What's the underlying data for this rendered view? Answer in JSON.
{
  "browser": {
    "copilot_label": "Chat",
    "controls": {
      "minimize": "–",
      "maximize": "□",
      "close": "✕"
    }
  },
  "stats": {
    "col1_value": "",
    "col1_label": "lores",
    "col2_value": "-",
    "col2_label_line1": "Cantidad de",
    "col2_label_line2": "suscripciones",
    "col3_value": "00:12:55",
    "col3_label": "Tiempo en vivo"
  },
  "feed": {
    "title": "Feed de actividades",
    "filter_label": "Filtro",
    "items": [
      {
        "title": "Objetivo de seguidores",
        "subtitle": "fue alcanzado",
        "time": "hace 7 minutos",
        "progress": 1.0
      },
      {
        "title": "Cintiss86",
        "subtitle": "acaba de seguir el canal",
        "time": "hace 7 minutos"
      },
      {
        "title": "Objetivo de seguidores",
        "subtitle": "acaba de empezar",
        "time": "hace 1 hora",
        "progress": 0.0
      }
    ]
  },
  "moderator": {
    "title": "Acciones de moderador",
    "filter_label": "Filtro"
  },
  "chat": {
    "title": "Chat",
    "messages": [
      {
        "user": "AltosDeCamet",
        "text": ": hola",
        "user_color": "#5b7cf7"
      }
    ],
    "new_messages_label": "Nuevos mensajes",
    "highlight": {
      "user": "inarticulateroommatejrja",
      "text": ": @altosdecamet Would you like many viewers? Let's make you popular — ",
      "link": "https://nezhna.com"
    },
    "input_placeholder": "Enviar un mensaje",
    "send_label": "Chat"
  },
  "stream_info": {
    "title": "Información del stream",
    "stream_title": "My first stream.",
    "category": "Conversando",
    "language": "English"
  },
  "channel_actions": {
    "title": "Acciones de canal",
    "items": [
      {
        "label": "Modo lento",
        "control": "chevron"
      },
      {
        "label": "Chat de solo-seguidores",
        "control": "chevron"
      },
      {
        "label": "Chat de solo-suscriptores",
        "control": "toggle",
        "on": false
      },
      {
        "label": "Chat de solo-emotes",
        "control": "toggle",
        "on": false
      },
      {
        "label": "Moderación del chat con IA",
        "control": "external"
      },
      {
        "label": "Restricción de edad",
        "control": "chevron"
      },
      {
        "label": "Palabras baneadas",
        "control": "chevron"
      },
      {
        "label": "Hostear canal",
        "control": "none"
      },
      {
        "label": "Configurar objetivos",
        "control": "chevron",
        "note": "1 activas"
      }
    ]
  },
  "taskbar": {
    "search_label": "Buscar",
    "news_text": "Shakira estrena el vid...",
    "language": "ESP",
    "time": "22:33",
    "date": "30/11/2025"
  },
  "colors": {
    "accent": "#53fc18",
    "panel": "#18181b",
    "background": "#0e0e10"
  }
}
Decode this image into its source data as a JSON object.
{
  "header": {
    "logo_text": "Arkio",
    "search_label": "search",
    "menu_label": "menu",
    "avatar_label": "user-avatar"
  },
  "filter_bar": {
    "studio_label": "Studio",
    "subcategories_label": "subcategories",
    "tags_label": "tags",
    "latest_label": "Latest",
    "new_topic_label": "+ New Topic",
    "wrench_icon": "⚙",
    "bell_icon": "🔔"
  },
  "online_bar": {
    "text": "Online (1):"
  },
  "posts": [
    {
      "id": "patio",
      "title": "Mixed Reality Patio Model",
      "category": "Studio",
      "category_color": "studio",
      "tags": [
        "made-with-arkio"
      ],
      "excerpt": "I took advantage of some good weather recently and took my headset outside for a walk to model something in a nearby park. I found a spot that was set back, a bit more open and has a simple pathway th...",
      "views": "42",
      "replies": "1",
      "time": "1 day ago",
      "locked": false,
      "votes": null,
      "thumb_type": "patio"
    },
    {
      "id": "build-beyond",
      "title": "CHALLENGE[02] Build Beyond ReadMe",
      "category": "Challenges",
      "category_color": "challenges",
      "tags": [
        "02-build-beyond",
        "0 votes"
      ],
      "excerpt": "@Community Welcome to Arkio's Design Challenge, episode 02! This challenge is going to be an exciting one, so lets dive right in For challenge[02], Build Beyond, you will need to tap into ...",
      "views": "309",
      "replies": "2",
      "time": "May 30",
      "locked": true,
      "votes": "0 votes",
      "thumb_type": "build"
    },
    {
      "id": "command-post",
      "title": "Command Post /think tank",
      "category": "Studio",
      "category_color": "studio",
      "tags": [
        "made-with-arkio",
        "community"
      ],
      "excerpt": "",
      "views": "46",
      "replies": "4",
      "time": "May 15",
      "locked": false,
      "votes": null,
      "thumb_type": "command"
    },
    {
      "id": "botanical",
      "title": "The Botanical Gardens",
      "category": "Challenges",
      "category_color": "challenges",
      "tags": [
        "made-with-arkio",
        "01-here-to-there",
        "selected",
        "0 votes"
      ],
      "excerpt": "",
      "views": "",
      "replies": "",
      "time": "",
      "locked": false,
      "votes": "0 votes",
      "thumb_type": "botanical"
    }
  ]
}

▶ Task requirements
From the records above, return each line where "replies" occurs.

▶ Output below
      "replies": "1",
      "replies": "2",
      "replies": "4",
      "replies": "",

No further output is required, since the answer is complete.